- Poor hygiene standards of the manufacturing plant of generics also restricts them from being a good substitute for branded medicines.
- The process gives a lot of power into the hands of medicine shops and thus compromises patients safety.
Though the policy perspective should be welcomed, the loopholes need to be plugged as soon as possible. Ensuring the correctness of pharmacist, making the patients literate, increasing the number of drug inspectors and ensuring the efficacy of Medical Council of India could be few supplementary steps.
General Studies – 3
Topic: Indian economy – growth and development
6) An ordinance to amend the Banking Regulation Act of 1949 has been issued to empower RBI to address NPA and other banking problems. Examine whether the ordinance is sufficient to address banking crisis in India. (200 Words)
Introduction :- The banking Regulation (Amendment) Ordinance 2017 amends the Banking Regulation Act, 1949 and it makes following changes in act:-
- It inserts two new Sections (viz. 35AA and 35AB) after Section 35A of the Banking Regulation Act, 1949 enables the Union Government to authorize the Reserve Bank of India (RBI) to direct banking companies to resolve specific stressed assets by initiating insolvency resolution process, where required.
- Section 35AA:The Central Government may by order authorise the Reserve Bank to issue directions to any banking company or banking companies to initiate insolvency resolution process in respect of a default, under the provisions of the Insolvency and Bankruptcy Code, 2016.
Explanation – For the purposes of this section, “default” has the same meaning assigned to it in clause (12) of section 3 of the Insolvency and Bankruptcy Code, 2016. Section 35AB: (1) Without prejudice to the provisions of section 35A, the Reserve Bank may, from time to time, issue directions to the banking companies for resolution of stressed assets.
(2) The Reserve Bank may specify one or more authorities or committees with such members as the Reserve Bank may appoint or approve for appointment to advise banking companies on resolution of stressed assets.
Current NPA situation :- According to RBI October to December report, the gross Non-Performing Assets (NPAs) of Public Sector Banks are just under Rs. 4 lakh crore, and they collectively account for 90% of such rotten apples in the country’s banking portfolio. In terms of net NPAs, their share is even higher – at 92% of the total bad loans reported so far in the banking system.
Benefits of Ordinance:-
- This action of the Union Government will have a direct impact on effective resolution of stressed assets, particularly in consortium or multiple banking arrangements, as the RBI will be empowered to intervene in specific cases of resolution of non-performing assets, to bring them to a definite conclusion.
- The formation of such committees proposed by ordinance will help lenders take decisions without a fear of prosecution.
- The ordinance is passed at crucial time when Indian banks are suffering from mounting bad loan problem.
However, these measures are only short term in nature. We need to address the structural issues.
- Management of PSU Banks – Government should implement P J Nayak Committee recommendations in totality. Banks should have functional autonomy as well as ability to run as commercial enterprises without any government interference.

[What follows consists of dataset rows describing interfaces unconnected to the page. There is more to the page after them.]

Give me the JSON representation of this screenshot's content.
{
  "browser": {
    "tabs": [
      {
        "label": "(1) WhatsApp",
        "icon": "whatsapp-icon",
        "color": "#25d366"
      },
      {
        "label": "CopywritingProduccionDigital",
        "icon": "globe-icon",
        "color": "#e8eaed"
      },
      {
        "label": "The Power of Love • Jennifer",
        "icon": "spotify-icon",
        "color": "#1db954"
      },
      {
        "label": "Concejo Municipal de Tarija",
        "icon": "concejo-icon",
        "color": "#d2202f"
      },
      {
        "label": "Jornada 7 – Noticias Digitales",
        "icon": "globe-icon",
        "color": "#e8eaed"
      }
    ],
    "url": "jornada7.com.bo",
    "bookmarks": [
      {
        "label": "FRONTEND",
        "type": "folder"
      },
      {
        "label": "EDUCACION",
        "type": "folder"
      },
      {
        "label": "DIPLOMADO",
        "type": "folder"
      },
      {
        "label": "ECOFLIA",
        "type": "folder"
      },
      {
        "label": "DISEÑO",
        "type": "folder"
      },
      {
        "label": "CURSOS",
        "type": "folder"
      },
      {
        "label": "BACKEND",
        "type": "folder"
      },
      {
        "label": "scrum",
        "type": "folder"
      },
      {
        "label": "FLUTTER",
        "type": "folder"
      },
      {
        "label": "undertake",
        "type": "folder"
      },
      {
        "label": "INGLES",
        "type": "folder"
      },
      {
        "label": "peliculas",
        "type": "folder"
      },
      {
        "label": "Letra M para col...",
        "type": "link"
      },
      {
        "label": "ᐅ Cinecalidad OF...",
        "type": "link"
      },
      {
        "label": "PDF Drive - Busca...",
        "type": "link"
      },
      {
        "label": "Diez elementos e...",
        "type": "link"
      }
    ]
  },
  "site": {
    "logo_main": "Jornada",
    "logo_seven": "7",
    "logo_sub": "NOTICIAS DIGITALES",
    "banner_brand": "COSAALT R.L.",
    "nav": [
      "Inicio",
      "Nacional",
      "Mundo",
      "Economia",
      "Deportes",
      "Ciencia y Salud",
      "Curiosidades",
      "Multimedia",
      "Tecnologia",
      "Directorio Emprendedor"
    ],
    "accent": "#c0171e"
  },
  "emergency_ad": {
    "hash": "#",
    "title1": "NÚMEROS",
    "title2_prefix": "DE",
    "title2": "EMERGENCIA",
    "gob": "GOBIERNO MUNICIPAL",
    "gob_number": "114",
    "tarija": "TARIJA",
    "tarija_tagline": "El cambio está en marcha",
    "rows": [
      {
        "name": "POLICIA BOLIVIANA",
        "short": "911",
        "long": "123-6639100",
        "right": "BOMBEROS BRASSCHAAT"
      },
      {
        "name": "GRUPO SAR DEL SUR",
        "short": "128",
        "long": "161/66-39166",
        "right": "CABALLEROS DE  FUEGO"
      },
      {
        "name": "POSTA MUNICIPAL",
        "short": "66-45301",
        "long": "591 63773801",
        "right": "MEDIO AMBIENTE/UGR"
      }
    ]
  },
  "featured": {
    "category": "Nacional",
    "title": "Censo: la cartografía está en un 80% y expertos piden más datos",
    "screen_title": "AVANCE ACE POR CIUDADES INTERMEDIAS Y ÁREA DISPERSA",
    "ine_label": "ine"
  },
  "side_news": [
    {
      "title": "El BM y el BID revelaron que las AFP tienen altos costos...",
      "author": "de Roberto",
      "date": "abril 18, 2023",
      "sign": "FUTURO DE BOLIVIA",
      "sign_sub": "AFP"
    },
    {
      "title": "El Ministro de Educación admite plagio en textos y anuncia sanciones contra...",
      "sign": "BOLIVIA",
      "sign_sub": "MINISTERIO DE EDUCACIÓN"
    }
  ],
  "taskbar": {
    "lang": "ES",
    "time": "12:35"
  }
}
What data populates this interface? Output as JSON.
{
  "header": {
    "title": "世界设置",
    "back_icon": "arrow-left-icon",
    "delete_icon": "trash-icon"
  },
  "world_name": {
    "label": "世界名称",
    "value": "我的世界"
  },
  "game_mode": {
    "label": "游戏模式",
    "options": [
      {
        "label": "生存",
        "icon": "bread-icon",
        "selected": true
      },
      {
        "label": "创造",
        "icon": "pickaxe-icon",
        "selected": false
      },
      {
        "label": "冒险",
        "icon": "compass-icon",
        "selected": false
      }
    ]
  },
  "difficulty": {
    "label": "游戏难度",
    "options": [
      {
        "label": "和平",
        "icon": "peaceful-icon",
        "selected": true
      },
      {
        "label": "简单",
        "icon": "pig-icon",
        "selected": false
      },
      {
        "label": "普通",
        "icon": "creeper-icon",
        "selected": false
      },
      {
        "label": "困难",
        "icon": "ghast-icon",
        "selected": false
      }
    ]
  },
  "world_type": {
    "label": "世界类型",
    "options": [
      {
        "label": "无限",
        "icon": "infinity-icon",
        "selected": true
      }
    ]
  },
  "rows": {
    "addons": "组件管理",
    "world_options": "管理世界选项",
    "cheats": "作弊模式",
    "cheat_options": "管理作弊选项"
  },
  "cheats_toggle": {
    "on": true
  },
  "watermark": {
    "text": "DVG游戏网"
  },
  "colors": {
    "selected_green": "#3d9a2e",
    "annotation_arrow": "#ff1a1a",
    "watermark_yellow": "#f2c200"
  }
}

- Bond Market – India needs a robust bond market for financing long term infrastructural projects. PSU banks lack the capacity to evaluate these projects as well as their financing.
- The amount of 70,000 cr for bank recapitalization is not sufficient to meet the Basel norms. Therefore, the government should either provide more capital or facilitate alternative investment channel.
- Though the Bank Board Bureau has been established and functioning smoothly, time is ripe to consider other recommendation of P. J. Nayak committee.
- Amendment to anti-corruption law
- The government need to fix the policy-level stress affecting sectors such as telecom, power and highways.
- Reviving private investment by crowding-in impact of public investment so as to revive growth cycle which will automatically put the banking crisis on correction mode.